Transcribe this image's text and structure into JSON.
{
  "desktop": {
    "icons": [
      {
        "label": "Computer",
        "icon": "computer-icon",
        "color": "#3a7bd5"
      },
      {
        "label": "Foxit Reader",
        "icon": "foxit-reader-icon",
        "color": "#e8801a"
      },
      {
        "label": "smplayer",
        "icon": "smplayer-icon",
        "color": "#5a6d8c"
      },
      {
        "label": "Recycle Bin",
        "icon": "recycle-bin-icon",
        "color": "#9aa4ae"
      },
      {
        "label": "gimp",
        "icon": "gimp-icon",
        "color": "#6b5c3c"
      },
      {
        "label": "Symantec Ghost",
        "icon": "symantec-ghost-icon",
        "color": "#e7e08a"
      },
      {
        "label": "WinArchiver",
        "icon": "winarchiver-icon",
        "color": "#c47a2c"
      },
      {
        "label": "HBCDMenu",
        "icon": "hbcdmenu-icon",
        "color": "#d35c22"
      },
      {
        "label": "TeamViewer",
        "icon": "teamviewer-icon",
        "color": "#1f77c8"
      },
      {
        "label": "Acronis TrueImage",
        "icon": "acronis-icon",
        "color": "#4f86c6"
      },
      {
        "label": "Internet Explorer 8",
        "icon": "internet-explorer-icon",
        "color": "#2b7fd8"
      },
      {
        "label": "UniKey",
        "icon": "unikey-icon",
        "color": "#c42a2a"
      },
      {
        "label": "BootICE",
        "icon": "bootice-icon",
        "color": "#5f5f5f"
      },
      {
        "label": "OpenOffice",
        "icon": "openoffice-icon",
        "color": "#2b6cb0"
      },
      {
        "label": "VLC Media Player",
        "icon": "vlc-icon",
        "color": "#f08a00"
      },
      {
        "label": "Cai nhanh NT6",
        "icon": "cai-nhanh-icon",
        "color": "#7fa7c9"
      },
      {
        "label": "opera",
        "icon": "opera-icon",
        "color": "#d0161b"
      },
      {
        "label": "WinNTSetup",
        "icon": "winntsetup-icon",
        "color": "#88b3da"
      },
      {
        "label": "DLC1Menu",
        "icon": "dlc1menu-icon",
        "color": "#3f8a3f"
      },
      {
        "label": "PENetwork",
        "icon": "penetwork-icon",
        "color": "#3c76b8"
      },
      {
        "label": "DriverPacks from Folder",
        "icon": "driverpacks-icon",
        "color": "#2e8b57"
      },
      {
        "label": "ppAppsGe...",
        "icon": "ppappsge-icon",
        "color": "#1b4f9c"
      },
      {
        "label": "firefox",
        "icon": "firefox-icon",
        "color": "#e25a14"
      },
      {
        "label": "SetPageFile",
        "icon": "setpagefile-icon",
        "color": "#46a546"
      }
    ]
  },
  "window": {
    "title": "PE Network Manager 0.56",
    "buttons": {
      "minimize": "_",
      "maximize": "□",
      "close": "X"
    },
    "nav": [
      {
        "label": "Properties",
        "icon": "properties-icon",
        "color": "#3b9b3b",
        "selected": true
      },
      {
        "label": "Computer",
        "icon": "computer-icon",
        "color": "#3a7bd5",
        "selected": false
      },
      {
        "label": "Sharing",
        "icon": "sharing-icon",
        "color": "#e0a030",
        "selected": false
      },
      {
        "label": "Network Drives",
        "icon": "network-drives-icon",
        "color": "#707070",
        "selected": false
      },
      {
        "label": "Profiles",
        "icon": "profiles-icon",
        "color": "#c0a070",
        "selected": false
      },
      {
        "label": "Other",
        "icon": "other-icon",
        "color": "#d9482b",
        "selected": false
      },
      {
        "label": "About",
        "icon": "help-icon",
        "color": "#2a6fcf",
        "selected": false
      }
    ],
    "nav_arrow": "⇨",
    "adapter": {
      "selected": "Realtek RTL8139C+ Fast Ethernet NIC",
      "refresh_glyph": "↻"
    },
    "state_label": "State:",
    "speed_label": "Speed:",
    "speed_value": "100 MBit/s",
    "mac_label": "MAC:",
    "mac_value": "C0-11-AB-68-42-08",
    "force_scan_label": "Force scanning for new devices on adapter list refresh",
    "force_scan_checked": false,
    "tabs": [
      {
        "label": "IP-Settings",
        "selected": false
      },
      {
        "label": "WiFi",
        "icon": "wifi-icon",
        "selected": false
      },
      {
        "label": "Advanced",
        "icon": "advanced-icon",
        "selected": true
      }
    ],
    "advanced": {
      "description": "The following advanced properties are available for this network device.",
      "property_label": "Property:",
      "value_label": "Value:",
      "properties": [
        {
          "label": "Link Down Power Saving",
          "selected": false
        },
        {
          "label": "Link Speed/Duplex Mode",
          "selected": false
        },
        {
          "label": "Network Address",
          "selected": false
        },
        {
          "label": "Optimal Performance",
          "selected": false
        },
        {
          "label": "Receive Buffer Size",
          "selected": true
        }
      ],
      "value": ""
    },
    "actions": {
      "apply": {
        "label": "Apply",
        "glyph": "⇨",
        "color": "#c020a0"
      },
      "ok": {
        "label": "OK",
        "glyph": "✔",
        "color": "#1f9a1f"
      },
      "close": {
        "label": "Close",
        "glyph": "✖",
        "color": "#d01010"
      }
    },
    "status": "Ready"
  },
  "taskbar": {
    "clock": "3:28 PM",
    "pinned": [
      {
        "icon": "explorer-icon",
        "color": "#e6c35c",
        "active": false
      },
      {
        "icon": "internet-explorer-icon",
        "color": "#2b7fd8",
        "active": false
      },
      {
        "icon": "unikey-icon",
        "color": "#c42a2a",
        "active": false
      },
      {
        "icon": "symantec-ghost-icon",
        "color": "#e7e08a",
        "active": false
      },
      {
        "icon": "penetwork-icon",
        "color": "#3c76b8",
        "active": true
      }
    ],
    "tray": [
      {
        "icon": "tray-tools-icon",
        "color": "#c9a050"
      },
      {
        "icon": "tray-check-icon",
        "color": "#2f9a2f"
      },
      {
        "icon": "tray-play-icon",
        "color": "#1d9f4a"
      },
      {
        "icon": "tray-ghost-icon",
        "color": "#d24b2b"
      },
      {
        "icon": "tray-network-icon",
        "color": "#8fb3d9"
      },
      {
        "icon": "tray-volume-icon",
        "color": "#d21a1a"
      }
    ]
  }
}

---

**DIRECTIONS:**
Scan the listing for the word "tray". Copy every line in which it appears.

**SOLUTION TO THIS EXERCISE:**
    "tray": [
        "icon": "tray-tools-icon",
        "icon": "tray-check-icon",
        "icon": "tray-play-icon",
        "icon": "tray-ghost-icon",
        "icon": "tray-network-icon",
        "icon": "tray-volume-icon",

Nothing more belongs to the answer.